  36. Rembold, F., Leo, O., Nègre, T., & Hubbard, N. (2015). The 2015-2016 El Niño event: expected impact on food security and main response scenarios in East and Southern Africa. European Union, EUR 27653, http://publications.jrc.ec.europa.eu/repository/bitstream/JRC98751/lb-na-27653-en-n.pdf. Accessed 03 August 2016.
  37. Rhodes, L. L., Haywood, A. J., Ballantine, W. J., & MacKenzie, A. L. (1993). Algal blooms and climate anomalies in north-east New Zealand, August-December 1992. N. Z. J. Mar. Freshwater Research, 27(4), 419–430.CrossRefGoogle Scholar
  38. Rojas, O., Li, Y., & Cumani, R. (2014). Understanding the drought impact of El Niño on the global agricultural areas: an assessment using FAO’s agricultural stress index (ASI). Rome: Food and Agriculture Organization of the United Nations.Google Scholar
  39. Suratman, S., Che Zan, N. H., Aziz, A. A., & Tahir, N. M. (2017). Spatial and seasonal variations of organic carbon-based nutrients in Setiu wetland, Malaysia. Sains Malaysiana, 46(6), 859–865.CrossRefGoogle Scholar
  40. Turnbull, L., Wilcox, B. P., Belnap, J., Ravi, S., D’Odorico, P., Childers, D., Gwenzi, W., Okin, G., Wainwright, J., Caylor, K. K., & Sankey, T. (2012). Understanding the role of ecohydrological feedbacks in ecosystem state change in drylands. Ecohydrology, 5(2), 174–183.CrossRefGoogle Scholar
  41. Varotsos, C. A., Tzanis, C. G., & Sarlis, N. V. (2016). On the progress of the 2015–2016 El Niño event. Atmospheric, Chemistry and Physics, 16, 2007–2011.CrossRefGoogle Scholar
  42. Veldkamp, T. I. E., Eisner, S., Wada, Y., Aerts, J. C. J. H., & Ward, P. J. (2015). Sensitivity of water scarcity events to ENSO driven climate variability at the global scale. Hydrology and Earth System Sciences, 12(6), 5465–5517.CrossRefGoogle Scholar
  43. Wallace, T. A., Ganf, G. G., & Brookes, J. D. (2008). A comparison of phosphorus and DOC leachates from different types of leaf litter in an urban environment. Freshwater Biology, 53(9), 1902–1913.CrossRefGoogle Scholar
  44. Wang, C., Deser, C., Yu, J. Y., DiNezio, P., & Clement, A. (2017). El Niño and Southern Oscillation (ENSO): a review, In: Coral reefs of the Eastern Tropical Pacific, Coral Reefs of the World 8. New York: Springer Science Publisher.Google Scholar
  45. Wilcox, B. P., Breshears, D. D., & Allen, C. D. (2003). Ecohydrology of a resource-conserving semiarid woodland: effects of scale and disturbance. Ecological Monographs, 73, 223–239.CrossRefGoogle Scholar
  46. Wittig, R., König, K., Schmidt, M., & Szarzynski., J (2007). A study of climate change and anthropogenic impacts in West Africa. Environmental Science and Pollution Research, 14(3), 182–189.Google Scholar
  47. World Meteorological Organization (WMO). (2014). El Niño Southern Oscillation. Geneva, Switzerland, http://www.wmo.int/pages/prog/wcp/wcasp/documents/JN142122_WMO1145_EN_web.pdf. Accessed 10 August 2015.
  48. Zainudin, Z. (2008). The many intricacies of biochemical oxygen demand, In: Jurutera monthly bulletin. Kuala Lumpur: Institution of Engineers Malaysia (IEM).Google Scholar

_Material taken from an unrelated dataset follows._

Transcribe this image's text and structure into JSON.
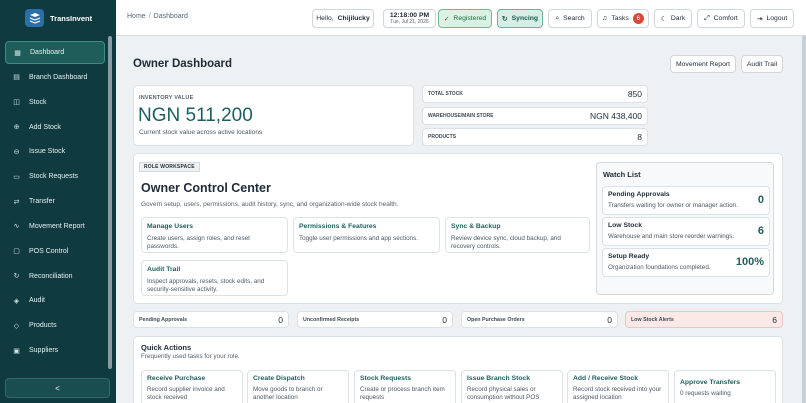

Copyright information

© Springer International Publishing AG, part of Springer Nature 2018

Authors and Affiliations

  • Casey Keat-Chuan Ng
    • 1
  • Choo-Hou Goh
    • 1
  • Jia-Chun Lin
    • 1
  • Minn-Syenn Tan
    • 1
  • Willie Bong
    • 1
  • Chea-Soon Yong
    • 1
  • Jun-Yao Chong
    • 1
  • Peter Aun-Chuan Ooi
    • 1
  • Wey-Lim Wong
    • 1
  • Gideon Khoo
    • 1
  1. 1.Faculty of ScienceUniversiti Tunku Abdul Rahman, Jalan Universiti Bandar BaratKamparMalaysia

Personalised recommendations